### What needs to be done
Return all of the listing word for word; the pictures stay out.
=== Section Start ===
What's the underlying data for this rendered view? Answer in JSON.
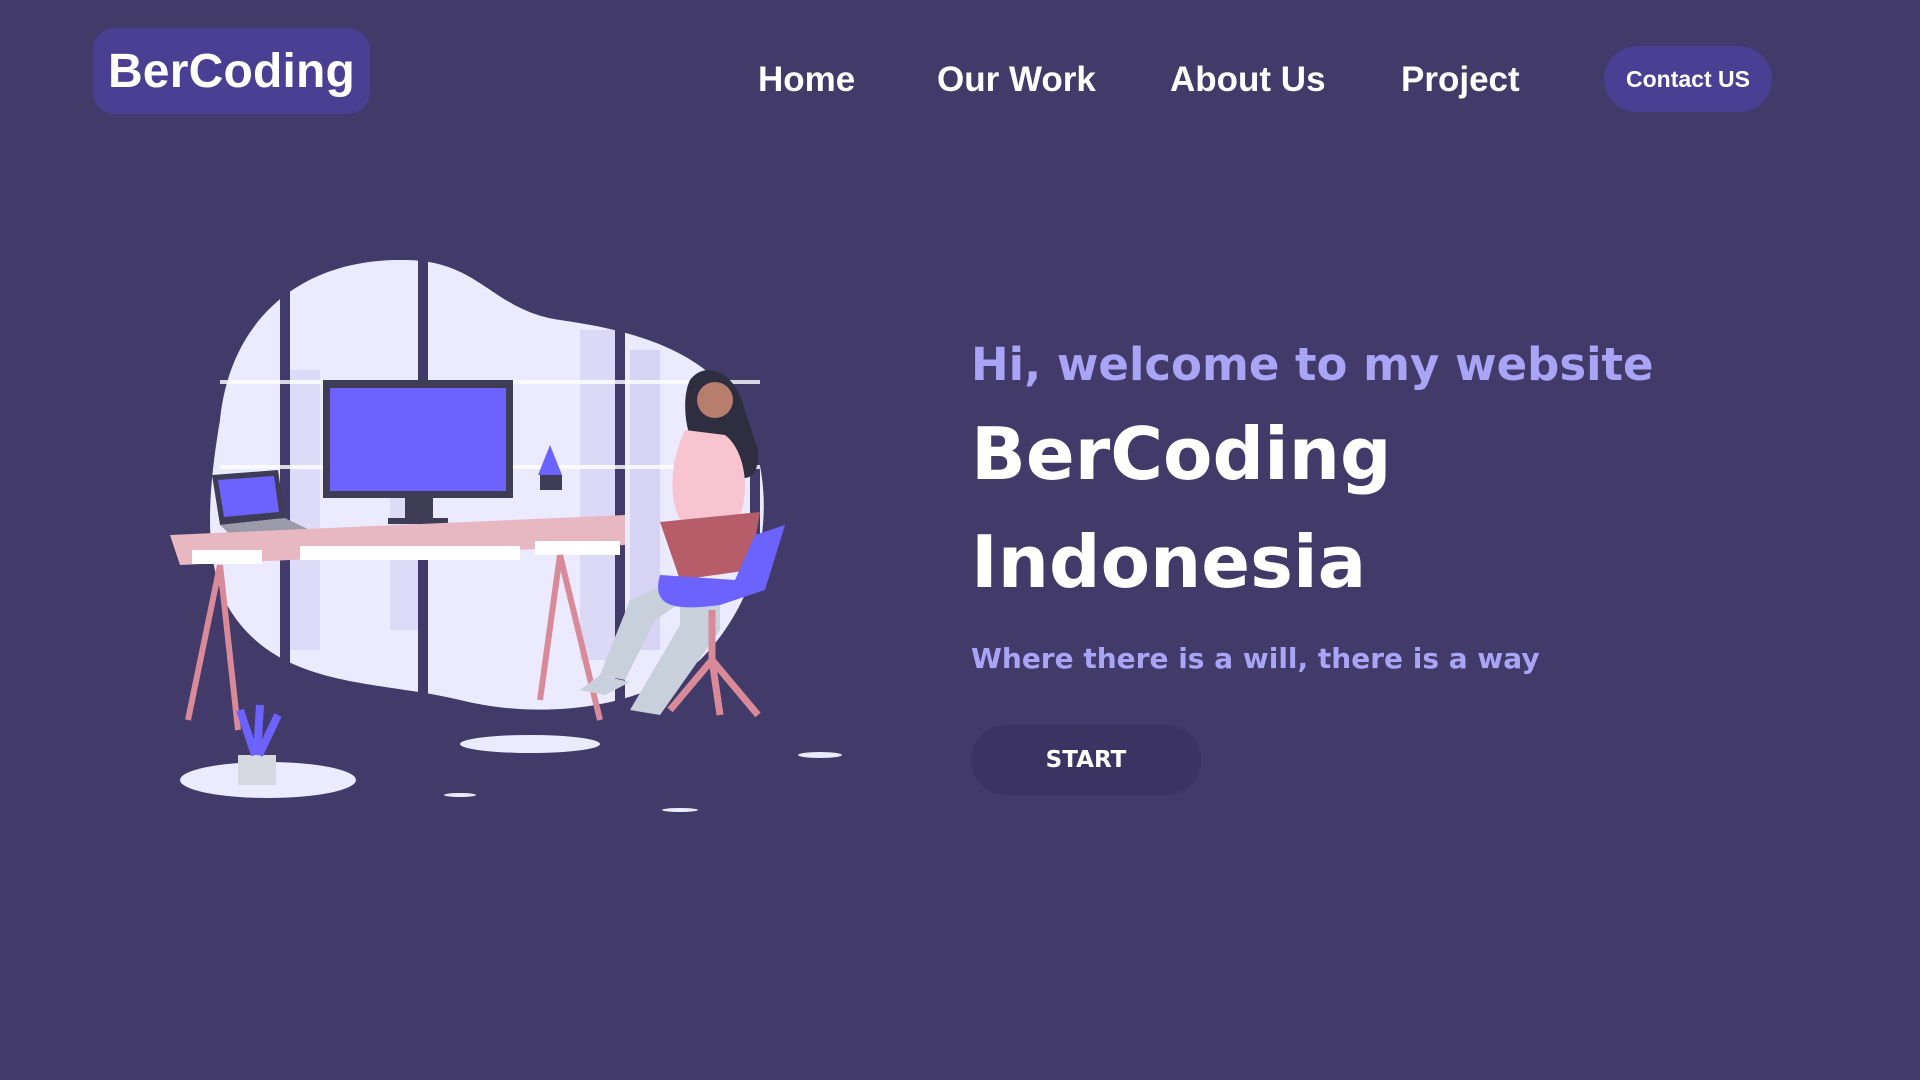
{
  "brand": {
    "logo_text": "BerCoding"
  },
  "nav": {
    "items": [
      {
        "label": "Home"
      },
      {
        "label": "Our Work"
      },
      {
        "label": "About Us"
      },
      {
        "label": "Project"
      }
    ],
    "contact_label": "Contact US"
  },
  "hero": {
    "greeting": "Hi, welcome to my website",
    "title_line1": "BerCoding",
    "title_line2": "Indonesia",
    "tagline": "Where there is a will, there is a way",
    "cta_label": "START"
  },
  "colors": {
    "background": "#423a69",
    "accent": "#4a3f93",
    "highlight_text": "#a9a4f6",
    "illustration_purple": "#6c63ff",
    "desk_pink": "#e6a8b4"
  }
}
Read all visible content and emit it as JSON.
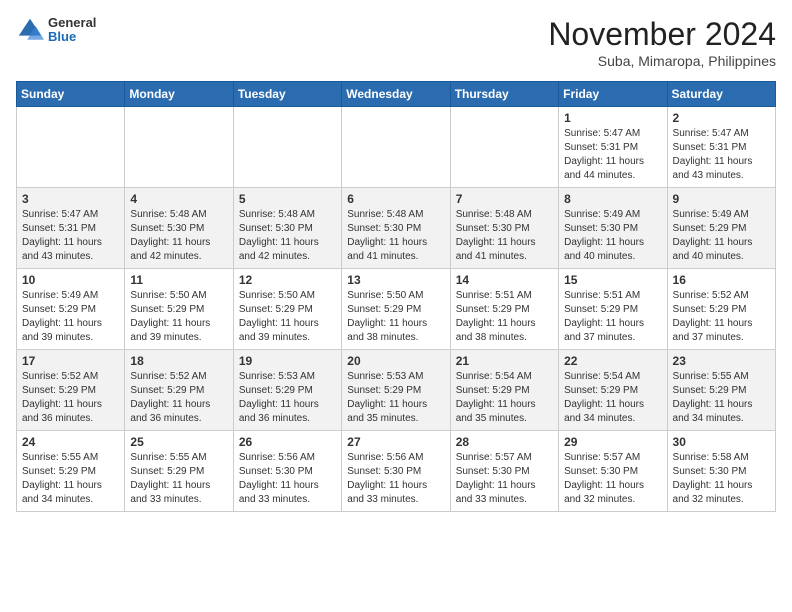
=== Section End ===
### Solution below
What's the underlying data for this rendered view? Answer in JSON.
{
  "brand": {
    "logo_text": "BerCoding"
  },
  "nav": {
    "items": [
      {
        "label": "Home"
      },
      {
        "label": "Our Work"
      },
      {
        "label": "About Us"
      },
      {
        "label": "Project"
      }
    ],
    "contact_label": "Contact US"
  },
  "hero": {
    "greeting": "Hi, welcome to my website",
    "title_line1": "BerCoding",
    "title_line2": "Indonesia",
    "tagline": "Where there is a will, there is a way",
    "cta_label": "START"
  },
  "colors": {
    "background": "#423a69",
    "accent": "#4a3f93",
    "highlight_text": "#a9a4f6",
    "illustration_purple": "#6c63ff",
    "desk_pink": "#e6a8b4"
  }
}
Read all visible content and emit it as JSON.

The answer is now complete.